Segment Start: RECORDS TO USE

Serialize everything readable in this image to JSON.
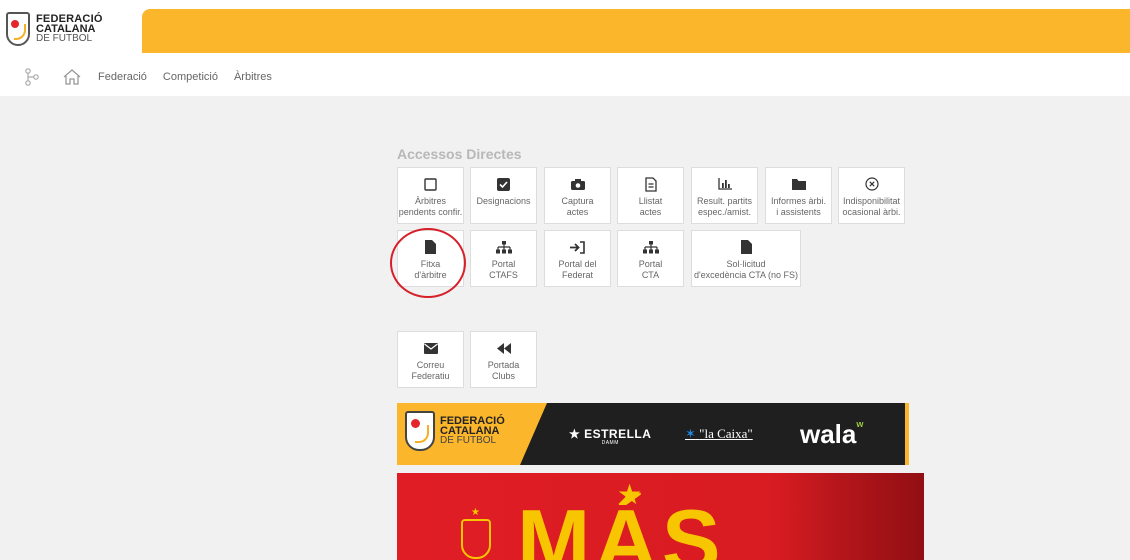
{
  "header": {
    "logo_line1": "FEDERACIÓ",
    "logo_line2": "CATALANA",
    "logo_line3": "DE FUTBOL"
  },
  "nav": {
    "items": [
      "Federació",
      "Competició",
      "Àrbitres"
    ]
  },
  "section": {
    "title": "Accessos Directes"
  },
  "tiles": [
    {
      "label": "Àrbitres\npendents confir.",
      "icon": "checkbox-empty-icon"
    },
    {
      "label": "Designacions",
      "icon": "checkbox-checked-icon"
    },
    {
      "label": "Captura\nactes",
      "icon": "camera-icon"
    },
    {
      "label": "Llistat\nactes",
      "icon": "document-lines-icon"
    },
    {
      "label": "Result. partits\nespec./amist.",
      "icon": "bar-chart-icon"
    },
    {
      "label": "Informes àrbi.\ni assistents",
      "icon": "folder-icon"
    },
    {
      "label": "Indisponibilitat\nocasional àrbi.",
      "icon": "circle-x-icon"
    },
    {
      "label": "Fitxa\nd'àrbitre",
      "icon": "file-icon"
    },
    {
      "label": "Portal\nCTAFS",
      "icon": "sitemap-icon"
    },
    {
      "label": "Portal del\nFederat",
      "icon": "sign-in-icon"
    },
    {
      "label": "Portal\nCTA",
      "icon": "sitemap-icon"
    },
    {
      "label": "Sol·licitud\nd'excedència CTA (no FS)",
      "icon": "file-icon"
    },
    {
      "label": "Correu\nFederatiu",
      "icon": "envelope-icon"
    },
    {
      "label": "Portada\nClubs",
      "icon": "backward-icon"
    }
  ],
  "sponsors": {
    "fcf_line1": "FEDERACIÓ",
    "fcf_line2": "CATALANA",
    "fcf_line3": "DE FUTBOL",
    "estrella": "★ ESTRELLA",
    "estrella_sub": "DAMM",
    "caixa": "\"la Caixa\"",
    "wala": "wala",
    "wala_sup": "w"
  },
  "promo": {
    "text": "MÁS"
  },
  "colors": {
    "brand_yellow": "#fbb62b",
    "highlight_red": "#d6202a",
    "promo_red": "#e01d24",
    "promo_gold": "#f7c600"
  }
}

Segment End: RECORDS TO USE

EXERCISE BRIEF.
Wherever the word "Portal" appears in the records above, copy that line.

RESPONSE TO THE EXERCISE.
      "label": "Portal\nCTAFS",
      "label": "Portal del\nFederat",
      "label": "Portal\nCTA",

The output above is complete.